Bridgewater Hall, Manchester
Manchester has a long and exalted history of service to Wagner, with Hans Richter, first conductor of the Ring, the chief conductor of the Hallé from 1899-1911, and Barbirolli a great Wagnerian, though there are lamentably few records of him in this repertoire. Mark Elder has for some time been showing that he is a fully worthy successor to them, and last weekend he conducted a concert performance of Götterdämmerung over two evenings which was in many respects a triumph, and was certainly received as such. The Hallé itself was the star of the show, playing unfamiliar music with passion, enormous variety of tone and colour, and almost always with precision. The orchestral set pieces, such as Siegfried’s Rhine Journey, the black Prelude to Act II, and especially the Funeral Music, were stunning, the brass above all covering themselves with glory; only the upper strings were less full than I would sometimes have wished. Now all we want is to hear them in a complete Ring cycle.
The soloists were probably almost as good as you could hope to hear in a performance these days, but that is a somewhat sad commentary on the Wagnerian singing situation. Both the lead singers had small voices for their parts, in the case of Katarina Dalayman’s Brünnhilde seriously so. She is fine, gracious and dignified to look at, she seems involved in the role, she lets forth some strong high notes, but the middle of her register, where so much of the music lies — for instance, the last note — is simply not there, and Brünnhilde’s sublime benediction on Wotan was barely audible. Another Swede, Lars Cleveman, as Siegfried is a more resourceful artist, making a fairly ordinary voice go a long way, and building his interpretation, so that Act III, where Siegfried at last becomes heroic, in his acceptance of death, and in his overwhelming Narration, where he comes to terms with what his life has been, was unreservedly successful for him. But I must mention the outstanding vocal performance: on the first evening Susan Bickley, the extraordinarily versatile — and strangely underemployed in the big houses — mezzo, delivered the most moving and eloquent account of Waltraute’s narration that I have ever witnessed in a concert hall or theatre. This was truly great singing, with a use of the words which no one else emulated, and a dramatic intelligence which meant that, as Wagner intended, the distinction between narration and presentation vanished, and we witnessed what Waltraute was telling us about. One rarely, now, comes across such a performance, which takes its place in the grand tradition of artists who have made this scene the most deeply affecting of the whole work.

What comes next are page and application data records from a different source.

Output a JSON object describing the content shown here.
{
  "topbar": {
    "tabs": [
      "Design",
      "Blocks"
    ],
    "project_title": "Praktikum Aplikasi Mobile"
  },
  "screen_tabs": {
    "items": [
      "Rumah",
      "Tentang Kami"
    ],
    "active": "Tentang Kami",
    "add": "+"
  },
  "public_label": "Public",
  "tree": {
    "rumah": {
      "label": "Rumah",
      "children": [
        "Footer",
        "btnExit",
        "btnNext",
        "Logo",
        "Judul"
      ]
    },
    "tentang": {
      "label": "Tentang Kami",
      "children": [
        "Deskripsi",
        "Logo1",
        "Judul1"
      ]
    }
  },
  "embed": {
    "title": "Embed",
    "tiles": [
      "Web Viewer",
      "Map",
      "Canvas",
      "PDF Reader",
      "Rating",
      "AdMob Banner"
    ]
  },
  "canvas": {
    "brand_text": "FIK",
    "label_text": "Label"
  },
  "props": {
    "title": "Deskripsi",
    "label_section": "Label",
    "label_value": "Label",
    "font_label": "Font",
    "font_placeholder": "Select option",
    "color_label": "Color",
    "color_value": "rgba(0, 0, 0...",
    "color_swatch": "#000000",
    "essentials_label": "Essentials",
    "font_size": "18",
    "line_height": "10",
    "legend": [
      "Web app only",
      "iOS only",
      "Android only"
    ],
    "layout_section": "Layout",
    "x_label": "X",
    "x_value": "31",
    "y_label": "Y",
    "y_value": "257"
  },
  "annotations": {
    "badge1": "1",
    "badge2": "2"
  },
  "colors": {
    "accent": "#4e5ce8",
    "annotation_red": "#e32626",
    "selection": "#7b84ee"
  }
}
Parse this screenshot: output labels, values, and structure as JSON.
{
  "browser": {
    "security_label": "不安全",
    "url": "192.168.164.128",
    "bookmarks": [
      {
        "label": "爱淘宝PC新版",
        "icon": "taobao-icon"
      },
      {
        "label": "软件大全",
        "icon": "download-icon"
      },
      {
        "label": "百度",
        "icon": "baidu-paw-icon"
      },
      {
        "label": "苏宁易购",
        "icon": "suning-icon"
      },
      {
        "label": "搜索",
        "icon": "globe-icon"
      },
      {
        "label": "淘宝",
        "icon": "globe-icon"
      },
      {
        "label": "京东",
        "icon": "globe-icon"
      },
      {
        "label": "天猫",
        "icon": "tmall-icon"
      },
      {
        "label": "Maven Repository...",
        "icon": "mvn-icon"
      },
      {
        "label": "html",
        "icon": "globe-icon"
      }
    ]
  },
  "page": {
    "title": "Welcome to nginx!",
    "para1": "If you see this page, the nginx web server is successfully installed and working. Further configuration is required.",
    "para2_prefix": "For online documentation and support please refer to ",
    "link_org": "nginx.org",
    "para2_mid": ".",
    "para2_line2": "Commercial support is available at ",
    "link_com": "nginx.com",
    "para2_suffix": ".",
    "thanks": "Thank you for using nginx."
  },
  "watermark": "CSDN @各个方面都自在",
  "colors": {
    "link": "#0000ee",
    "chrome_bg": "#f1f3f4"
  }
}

The South Korean Attila Jun got a fantastic reception for his Hagen, and there was no lack of baleful tone pouring from him, but I was never persuaded that he had more than an approximate idea of what he was singing, and his voice has a curious halo round it, a halo of woof — it almost sounded as if there were two of him, not singing quite simultaneously. The other Gibichungs were good, and so were the two teams of women, the Rhinemaidens in particular, the Norns better in reverse order of appearance. Andrew Shore made a lot of the strange scene of Alberich’s nocturnal visit. The three choirs — there can rarely have been so many Gibichungs — sang with fearsome lustiness. The performance would have benefited from some more production, i.e., just a little; people just walked on when they had to sing and walked off when they stopped, except for Dalayman after her ride into the pyre. That is carping, though. It was an experience that must have made an indelible impression on any receptive listener, and I can only repeat my hopes for its repetition and extension.
The evening before I had seen Verdi’s Don Carlos, Opera North at last returning to territory where it excels, after its prolonged leaden flirtation with levity. This was the four-act version, a wise decision given that the first half was almost two hours long, and we hadn’t got to most of the great music yet. That is the snag with this in many ways wonderful work: the last two acts are so much finer than the previous two (or three, if Fontainebleau is included). The conductor is the best Verdian of our time, Richard Farnes. He elicited noble sounds from the orchestra, and possibly the loudest chord I have ever heard in a theatre; and, crucially, he is a master of the grand line. The production of Tim Albery manages to combine non-atmospheric minimalism with vast pauses between scenes, after which the main difference is that the characters are moving around in a somewhat different set of large holes. The cast is good without being remarkable, though I’m sure that Janice Watson, who has the right kind of voice for Elisabeth, can and will put more into the role than she did. Julian Gavin puts his all into every note, and the effect is a bit wearing, but you have to be grateful. William Dazeley is a youthful, impetuous Rodrigo, and his long scene with the Philip of Brindley Sherratt came off better than it usually does. The English of Andrew Porter’s excellent translation came across with unusual clarity. I have a feeling that later performances of this demanding work will be a little more persuasive than I found this one to be.